⟨

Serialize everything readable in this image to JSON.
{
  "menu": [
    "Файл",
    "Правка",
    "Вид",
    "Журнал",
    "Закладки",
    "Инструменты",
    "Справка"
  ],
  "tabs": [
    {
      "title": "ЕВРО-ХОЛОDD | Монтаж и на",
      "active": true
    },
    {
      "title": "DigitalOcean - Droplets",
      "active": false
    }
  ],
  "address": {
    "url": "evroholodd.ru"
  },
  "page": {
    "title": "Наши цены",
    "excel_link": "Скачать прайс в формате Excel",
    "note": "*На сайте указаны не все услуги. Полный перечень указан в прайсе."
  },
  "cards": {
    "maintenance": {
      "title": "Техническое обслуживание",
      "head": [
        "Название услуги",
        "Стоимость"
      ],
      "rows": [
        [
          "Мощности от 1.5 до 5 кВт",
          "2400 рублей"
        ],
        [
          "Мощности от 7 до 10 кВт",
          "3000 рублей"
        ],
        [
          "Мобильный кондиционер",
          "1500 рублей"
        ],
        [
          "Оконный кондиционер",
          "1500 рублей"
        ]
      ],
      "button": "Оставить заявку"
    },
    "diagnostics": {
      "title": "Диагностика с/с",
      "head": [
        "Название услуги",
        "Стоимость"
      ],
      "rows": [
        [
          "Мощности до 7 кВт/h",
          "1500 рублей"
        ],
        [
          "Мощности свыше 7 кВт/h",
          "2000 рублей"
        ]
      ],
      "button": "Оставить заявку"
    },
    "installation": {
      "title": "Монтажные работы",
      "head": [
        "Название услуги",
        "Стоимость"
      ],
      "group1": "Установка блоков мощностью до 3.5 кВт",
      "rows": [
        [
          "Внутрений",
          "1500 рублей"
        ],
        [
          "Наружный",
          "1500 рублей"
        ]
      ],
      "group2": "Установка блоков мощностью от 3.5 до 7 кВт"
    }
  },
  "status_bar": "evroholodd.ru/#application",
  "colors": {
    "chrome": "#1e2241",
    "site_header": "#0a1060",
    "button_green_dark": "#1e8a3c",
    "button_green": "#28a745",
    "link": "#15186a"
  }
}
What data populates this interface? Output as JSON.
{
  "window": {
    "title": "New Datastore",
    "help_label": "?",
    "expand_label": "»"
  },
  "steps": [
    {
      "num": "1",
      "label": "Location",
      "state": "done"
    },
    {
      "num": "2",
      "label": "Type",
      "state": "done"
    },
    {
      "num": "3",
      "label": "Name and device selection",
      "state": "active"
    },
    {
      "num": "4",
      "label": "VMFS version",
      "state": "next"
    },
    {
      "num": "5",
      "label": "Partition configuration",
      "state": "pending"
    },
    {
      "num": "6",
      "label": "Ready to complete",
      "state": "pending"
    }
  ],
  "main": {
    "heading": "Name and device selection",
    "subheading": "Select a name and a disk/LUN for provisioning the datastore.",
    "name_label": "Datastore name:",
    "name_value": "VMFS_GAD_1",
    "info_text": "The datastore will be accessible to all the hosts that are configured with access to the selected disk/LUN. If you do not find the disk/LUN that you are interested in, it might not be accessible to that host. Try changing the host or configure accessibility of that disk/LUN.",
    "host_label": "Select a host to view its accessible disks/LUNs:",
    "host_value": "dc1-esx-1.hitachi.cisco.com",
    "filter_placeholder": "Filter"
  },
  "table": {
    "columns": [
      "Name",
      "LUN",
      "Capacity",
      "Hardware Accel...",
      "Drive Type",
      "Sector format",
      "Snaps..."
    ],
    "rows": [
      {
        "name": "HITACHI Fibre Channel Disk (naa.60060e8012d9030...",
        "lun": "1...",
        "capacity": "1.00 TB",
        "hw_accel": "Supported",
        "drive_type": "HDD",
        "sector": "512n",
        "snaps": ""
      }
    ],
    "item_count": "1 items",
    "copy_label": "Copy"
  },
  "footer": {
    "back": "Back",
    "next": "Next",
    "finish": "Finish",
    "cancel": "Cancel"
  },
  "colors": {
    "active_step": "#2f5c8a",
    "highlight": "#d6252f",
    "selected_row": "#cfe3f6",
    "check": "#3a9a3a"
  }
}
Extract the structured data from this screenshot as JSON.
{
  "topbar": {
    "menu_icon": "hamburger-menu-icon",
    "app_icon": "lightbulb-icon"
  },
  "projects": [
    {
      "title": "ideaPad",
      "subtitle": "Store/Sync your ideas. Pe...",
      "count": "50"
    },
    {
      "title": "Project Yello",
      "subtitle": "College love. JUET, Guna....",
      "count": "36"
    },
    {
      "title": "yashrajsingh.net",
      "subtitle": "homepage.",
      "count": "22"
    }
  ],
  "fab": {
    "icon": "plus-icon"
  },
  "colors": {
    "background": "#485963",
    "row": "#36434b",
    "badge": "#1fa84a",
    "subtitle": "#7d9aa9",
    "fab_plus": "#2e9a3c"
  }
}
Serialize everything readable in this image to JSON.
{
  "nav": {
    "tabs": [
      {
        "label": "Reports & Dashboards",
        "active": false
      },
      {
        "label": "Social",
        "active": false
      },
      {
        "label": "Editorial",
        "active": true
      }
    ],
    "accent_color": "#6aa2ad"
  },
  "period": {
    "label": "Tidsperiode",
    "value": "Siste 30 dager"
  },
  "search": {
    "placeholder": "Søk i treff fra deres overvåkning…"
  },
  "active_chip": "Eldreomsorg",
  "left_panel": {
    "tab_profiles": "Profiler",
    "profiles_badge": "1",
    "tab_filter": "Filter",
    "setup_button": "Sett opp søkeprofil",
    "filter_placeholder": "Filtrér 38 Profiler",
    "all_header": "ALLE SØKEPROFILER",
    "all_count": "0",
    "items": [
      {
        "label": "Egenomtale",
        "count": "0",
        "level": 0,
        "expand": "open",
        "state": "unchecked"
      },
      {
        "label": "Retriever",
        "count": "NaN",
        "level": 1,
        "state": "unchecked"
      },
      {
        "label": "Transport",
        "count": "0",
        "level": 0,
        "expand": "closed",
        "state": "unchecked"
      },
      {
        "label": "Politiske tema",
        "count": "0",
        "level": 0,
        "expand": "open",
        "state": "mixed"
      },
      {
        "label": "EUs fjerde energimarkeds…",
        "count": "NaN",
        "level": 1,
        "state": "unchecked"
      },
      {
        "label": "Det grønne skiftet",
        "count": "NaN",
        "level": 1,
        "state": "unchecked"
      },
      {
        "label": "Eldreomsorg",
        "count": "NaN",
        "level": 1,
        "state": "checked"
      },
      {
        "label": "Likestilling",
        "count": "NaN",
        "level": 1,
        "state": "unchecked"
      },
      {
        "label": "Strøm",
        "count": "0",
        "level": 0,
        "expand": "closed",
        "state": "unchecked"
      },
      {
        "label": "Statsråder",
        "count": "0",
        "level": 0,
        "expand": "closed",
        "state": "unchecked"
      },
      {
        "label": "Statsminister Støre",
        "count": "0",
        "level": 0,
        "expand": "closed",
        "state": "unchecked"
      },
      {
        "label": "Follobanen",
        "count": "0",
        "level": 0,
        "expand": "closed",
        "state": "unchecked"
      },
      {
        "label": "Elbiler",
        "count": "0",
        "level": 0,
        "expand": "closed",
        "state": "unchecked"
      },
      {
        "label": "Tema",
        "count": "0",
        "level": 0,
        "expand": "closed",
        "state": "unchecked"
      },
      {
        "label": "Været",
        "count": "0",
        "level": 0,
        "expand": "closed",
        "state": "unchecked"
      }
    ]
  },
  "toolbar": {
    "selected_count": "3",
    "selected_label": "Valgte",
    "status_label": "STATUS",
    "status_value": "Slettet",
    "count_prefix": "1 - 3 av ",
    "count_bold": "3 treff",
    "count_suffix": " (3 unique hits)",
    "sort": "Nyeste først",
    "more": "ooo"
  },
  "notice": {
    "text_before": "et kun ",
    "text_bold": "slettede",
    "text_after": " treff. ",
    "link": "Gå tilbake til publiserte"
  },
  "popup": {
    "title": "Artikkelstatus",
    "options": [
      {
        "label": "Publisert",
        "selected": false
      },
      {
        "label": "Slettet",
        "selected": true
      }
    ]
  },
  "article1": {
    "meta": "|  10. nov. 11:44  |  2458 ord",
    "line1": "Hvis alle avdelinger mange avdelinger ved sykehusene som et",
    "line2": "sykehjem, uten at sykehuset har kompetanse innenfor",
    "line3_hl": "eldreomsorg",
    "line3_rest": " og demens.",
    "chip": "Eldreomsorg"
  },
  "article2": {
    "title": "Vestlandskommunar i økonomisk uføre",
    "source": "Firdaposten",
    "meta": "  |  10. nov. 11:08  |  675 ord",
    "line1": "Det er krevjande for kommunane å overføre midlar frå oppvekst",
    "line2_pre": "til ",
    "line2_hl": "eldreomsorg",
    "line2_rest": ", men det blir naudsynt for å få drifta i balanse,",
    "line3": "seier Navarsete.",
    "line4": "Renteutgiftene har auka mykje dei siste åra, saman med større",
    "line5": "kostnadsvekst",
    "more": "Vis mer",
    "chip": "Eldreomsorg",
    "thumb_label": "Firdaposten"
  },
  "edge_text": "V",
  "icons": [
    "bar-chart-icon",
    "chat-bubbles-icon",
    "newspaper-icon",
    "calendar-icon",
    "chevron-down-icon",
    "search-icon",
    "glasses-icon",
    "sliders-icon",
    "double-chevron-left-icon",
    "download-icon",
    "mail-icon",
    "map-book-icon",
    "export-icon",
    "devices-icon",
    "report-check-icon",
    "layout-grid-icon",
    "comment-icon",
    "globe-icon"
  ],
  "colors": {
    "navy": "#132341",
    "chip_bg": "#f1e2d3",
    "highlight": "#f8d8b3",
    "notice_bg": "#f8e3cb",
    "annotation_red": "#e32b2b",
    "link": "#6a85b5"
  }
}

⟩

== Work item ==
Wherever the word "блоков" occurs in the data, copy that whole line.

== Task answer ==
      "group1": "Установка блоков мощностью до 3.5 кВт",
      "group2": "Установка блоков мощностью от 3.5 до 7 кВт"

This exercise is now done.